Drumming up at the Tour: stage 4

I was at the finish of Stage 4 at Mûr-de-Bretagne. Much to my frustration was not able to get my images uploaded at the time, but a selection have now been added, along with a few thoughts of the day.

Mûr de Bretagne climb
The Mûr-de-Bretagne climb is short but steep

At Mûr de Bretagne I was nearly 3 hours in advance of the riders but all the best spots on the climb were taken. So I settled in lower down, knowing I wouldn’t see much of the real action but would be able to shoot pictures and be in prime position for caravan tat. The plastic bag-cum-raincape that they hand out came in handy as the wind blowing in from the Atlantic brought numerous showers.

Caravan Carrefour caps
The caravan allows grown adults to act like kids for an hour- I too got my share of promotional tat

The riders came by in a flash and were covered in a thin film of mud. Evans, Gilbert and Hushovd were all visible at the front and Wiggins was instantly recognisable in his British champs jersey some 20 places back.
Gilbert in polka dots
Rigoberto Uran of Sky, 4th on the stage, keeps an eye on Gilbert in the polka dots. The Belgian had a go and appeared to be chasing down his leader Van den Broeck, but I wonder if it wasn’t supposed to be a lead-out for Gilbert, who couldn’t quite follow.

Watching each other
Meanwhile Lotto’s GC man, Jurgen Van den Broeck watches the two Rabobank riders. His attack caused a gap, which was closed by Gilbert before Cadel Evans and Alberto Contador took over at the top.

There were lots of gaps as the domestiques, such as Marcus Berghardt of BMC, who had been keeping Evans safely near the front, rolled in.

Marcus Burghardt, BMC

Cav had been dropped and had a couple of teammates with him.

Cav and HTC-Highroad

Swiss Champ

Later on, the autobus came past at a visibly steadier pace.


But it had clearly been a hard day’s racing for a lot of riders.

Lampre ISD and Saur-Sojasun

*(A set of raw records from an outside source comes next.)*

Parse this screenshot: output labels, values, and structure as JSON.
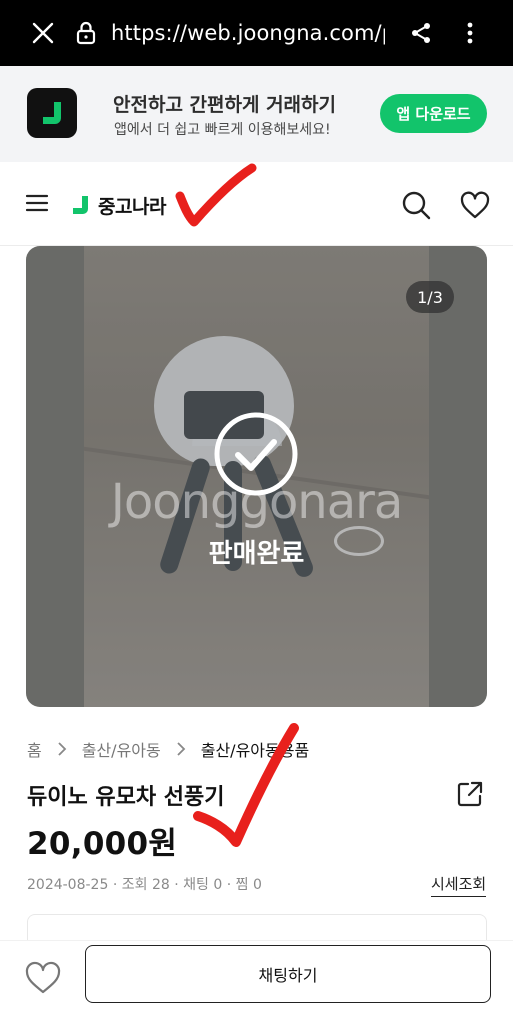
{
  "browser": {
    "url": "https://web.joongna.com/product/"
  },
  "app_banner": {
    "title": "안전하고 간편하게 거래하기",
    "subtitle": "앱에서 더 쉽고 빠르게 이용해보세요!",
    "download_label": "앱 다운로드"
  },
  "header": {
    "brand_name": "중고나라"
  },
  "product": {
    "image_counter": "1/3",
    "watermark": "Joonggonara",
    "status_label": "판매완료",
    "breadcrumb": [
      "홈",
      "출산/유아동",
      "출산/유아동용품"
    ],
    "title": "듀이노 유모차 선풍기",
    "price": "20,000원",
    "meta": {
      "date": "2024-08-25",
      "views": "조회 28",
      "chats": "채팅 0",
      "likes": "찜 0",
      "separator": " · "
    },
    "market_price_link": "시세조회"
  },
  "bottom_bar": {
    "chat_label": "채팅하기"
  },
  "colors": {
    "brand_green": "#12c46b",
    "annotation_red": "#e8201c"
  }
}
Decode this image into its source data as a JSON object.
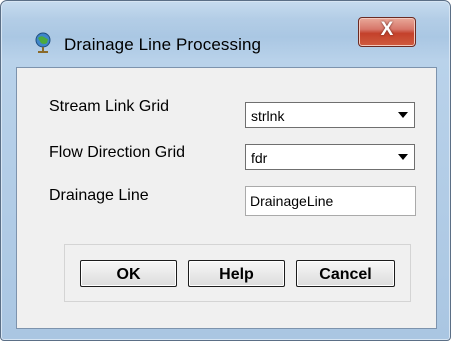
{
  "window": {
    "title": "Drainage Line Processing",
    "close_label": "X"
  },
  "form": {
    "stream_link_label": "Stream Link Grid",
    "stream_link_value": "strlnk",
    "flow_direction_label": "Flow Direction Grid",
    "flow_direction_value": "fdr",
    "drainage_line_label": "Drainage Line",
    "drainage_line_value": "DrainageLine"
  },
  "buttons": {
    "ok": "OK",
    "help": "Help",
    "cancel": "Cancel"
  },
  "icons": {
    "app": "globe-pin-icon",
    "close": "close-icon",
    "dropdown": "chevron-down-icon"
  }
}
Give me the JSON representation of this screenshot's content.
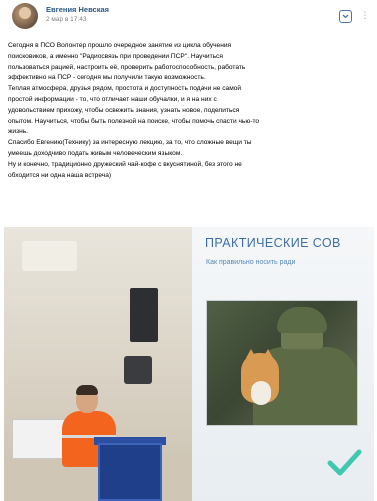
{
  "post": {
    "author": "Евгения Невская",
    "date": "2 мар в 17:43",
    "text_lines": [
      "Сегодня в ПСО Волонтер прошло очередное занятие из цикла обучения",
      "поисковиков, а именно \"Радиосвязь при проведении ПСР\". Научиться",
      "пользоваться рацией, настроить её, проверить работоспособность, работать",
      "эффективно на ПСР - сегодня мы получили такую возможность.",
      "Теплая атмосфера, друзья рядом, простота и доступность подачи не самой",
      "простой информации - то, что отличает наши обучалки, и я на них с",
      "удовольствием прихожу, чтобы освежить знания, узнать новое, поделиться",
      "опытом. Научиться, чтобы быть полезной на поиске, чтобы помочь спасти чью-то",
      "жизнь.",
      "Спасибо Евгению(Технику) за интересную лекцию, за то, что сложные вещи ты",
      "умеешь доходчиво подать живым человеческим языком.",
      "Ну и конечно, традиционно дружеский чай-кофе с вкуснятиной, без этого не",
      "обходится ни одна наша встреча)"
    ]
  },
  "photo": {
    "slide_title": "ПРАКТИЧЕСКИЕ СОВ",
    "slide_subtitle": "Как правильно носить ради"
  },
  "icons": {
    "bookmark": "bookmark-icon",
    "more": "more-icon",
    "checkmark": "checkmark-icon"
  },
  "colors": {
    "author_link": "#2a5885",
    "slide_title": "#3d6fa5",
    "checkmark": "#3fc7b0",
    "vest": "#f3651f"
  }
}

The atmosphere was jovial with fans from Norway and Britain noticeable, and a few Scots clocked my club gilet and came over to chat. For me it was all about taking in the atmosphere and after the riders passed, I jumped on my bike and mashed the pedals, in my shorts and trainers, up a gorge parallel to the main climb, that was much more winding and less brutal in gradient than the road used in the Tour.

Up at the stage finish everyone was leaving but I had never seen the ligne d’arivee before, so I mooched around seeing what I could see, wondering if any British journalists might be around. The team cars and buses were all heading rapidly off to the hotels as I expected.

Lo and behold Ellis Bacon of Cycling Weekly walked past and he kindly indulged me with a bit of banter. At the stage finish the journalists are at the mercy of the teams it appears- certain riders are sent out to the mixed zone for a sort of press conference but if you need specific quotes or interviews, you’ll need to persist at the team hotel or at the start the following day. It sounds like a gruelling job but I realised many writers will not spend the full 3 weeks in France.

An amusing side point: I realised French children are just as naive as British ones, when one came up to me and said “tu as fait le Tour de France?”

One of the highlights of the day was finding a makeshift bar that had been set up in a barn on the other side of the hill, serving beer and gallette saucisse. It was just the ticket.

Then a nice descent back down the Gorge de Poulancre, and another stiff little climb around some back roads to the village where my car was parked.

Next post will be on the Stage 6 depart, where I snuck in to the teams area and got up close to the bikes and riders.